§ **WHAT YOU WILL DO**: Exact reproductions of all the entries, please, and no pictures.

(Excerpts from an interface dataset)
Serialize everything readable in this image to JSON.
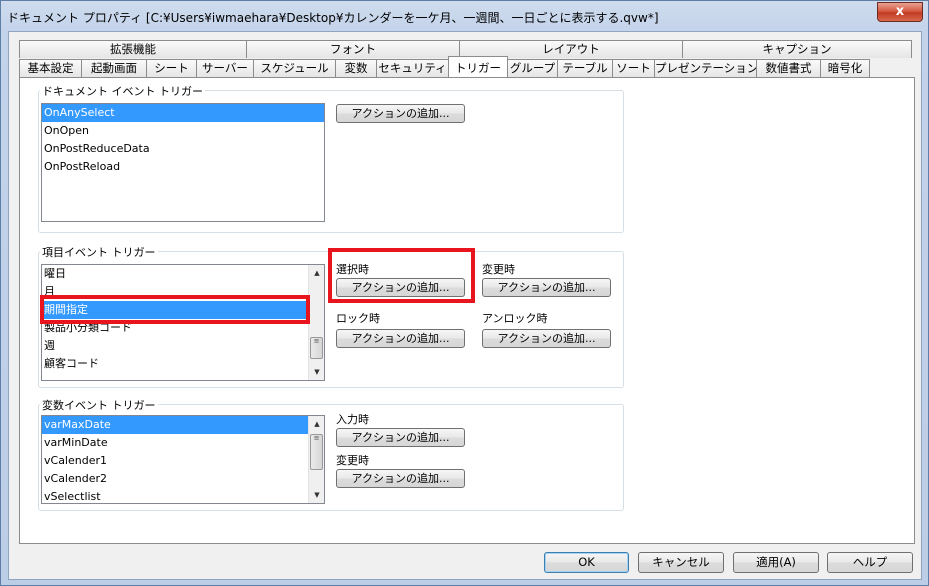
{
  "window": {
    "title": "ドキュメント プロパティ [C:¥Users¥iwmaehara¥Desktop¥カレンダーを一ケ月、一週間、一日ごとに表示する.qvw*]",
    "close_glyph": "x"
  },
  "tabs": {
    "row_top": [
      "拡張機能",
      "フォント",
      "レイアウト",
      "キャプション"
    ],
    "row_bottom": [
      "基本設定",
      "起動画面",
      "シート",
      "サーバー",
      "スケジュール",
      "変数",
      "セキュリティ",
      "トリガー",
      "グループ",
      "テーブル",
      "ソート",
      "プレゼンテーション",
      "数値書式",
      "暗号化"
    ],
    "active": "トリガー"
  },
  "document_triggers": {
    "label": "ドキュメント イベント トリガー",
    "items": [
      "OnAnySelect",
      "OnOpen",
      "OnPostReduceData",
      "OnPostReload"
    ],
    "selected": "OnAnySelect",
    "add_action": "アクションの追加..."
  },
  "field_triggers": {
    "label": "項目イベント トリガー",
    "items": [
      "曜日",
      "月",
      "期間指定",
      "製品小分類コード",
      "週",
      "顧客コード"
    ],
    "selected": "期間指定",
    "on_select_label": "選択時",
    "on_change_label": "変更時",
    "on_lock_label": "ロック時",
    "on_unlock_label": "アンロック時",
    "add_action": "アクションの追加..."
  },
  "variable_triggers": {
    "label": "変数イベント トリガー",
    "items": [
      "varMaxDate",
      "varMinDate",
      "vCalender1",
      "vCalender2",
      "vSelectlist"
    ],
    "selected": "varMaxDate",
    "on_input_label": "入力時",
    "on_change_label": "変更時",
    "add_action": "アクションの追加..."
  },
  "footer": {
    "ok": "OK",
    "cancel": "キャンセル",
    "apply": "適用(A)",
    "help": "ヘルプ"
  },
  "colors": {
    "highlight": "#e8141e",
    "selection": "#3399ff"
  }
}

§ **RESULT**:
Serialize everything readable in this image to JSON.
{
  "window": {
    "title": "ドキュメント プロパティ [C:¥Users¥iwmaehara¥Desktop¥カレンダーを一ケ月、一週間、一日ごとに表示する.qvw*]",
    "close_glyph": "x"
  },
  "tabs": {
    "row_top": [
      "拡張機能",
      "フォント",
      "レイアウト",
      "キャプション"
    ],
    "row_bottom": [
      "基本設定",
      "起動画面",
      "シート",
      "サーバー",
      "スケジュール",
      "変数",
      "セキュリティ",
      "トリガー",
      "グループ",
      "テーブル",
      "ソート",
      "プレゼンテーション",
      "数値書式",
      "暗号化"
    ],
    "active": "トリガー"
  },
  "document_triggers": {
    "label": "ドキュメント イベント トリガー",
    "items": [
      "OnAnySelect",
      "OnOpen",
      "OnPostReduceData",
      "OnPostReload"
    ],
    "selected": "OnAnySelect",
    "add_action": "アクションの追加..."
  },
  "field_triggers": {
    "label": "項目イベント トリガー",
    "items": [
      "曜日",
      "月",
      "期間指定",
      "製品小分類コード",
      "週",
      "顧客コード"
    ],
    "selected": "期間指定",
    "on_select_label": "選択時",
    "on_change_label": "変更時",
    "on_lock_label": "ロック時",
    "on_unlock_label": "アンロック時",
    "add_action": "アクションの追加..."
  },
  "variable_triggers": {
    "label": "変数イベント トリガー",
    "items": [
      "varMaxDate",
      "varMinDate",
      "vCalender1",
      "vCalender2",
      "vSelectlist"
    ],
    "selected": "varMaxDate",
    "on_input_label": "入力時",
    "on_change_label": "変更時",
    "add_action": "アクションの追加..."
  },
  "footer": {
    "ok": "OK",
    "cancel": "キャンセル",
    "apply": "適用(A)",
    "help": "ヘルプ"
  },
  "colors": {
    "highlight": "#e8141e",
    "selection": "#3399ff"
  }
}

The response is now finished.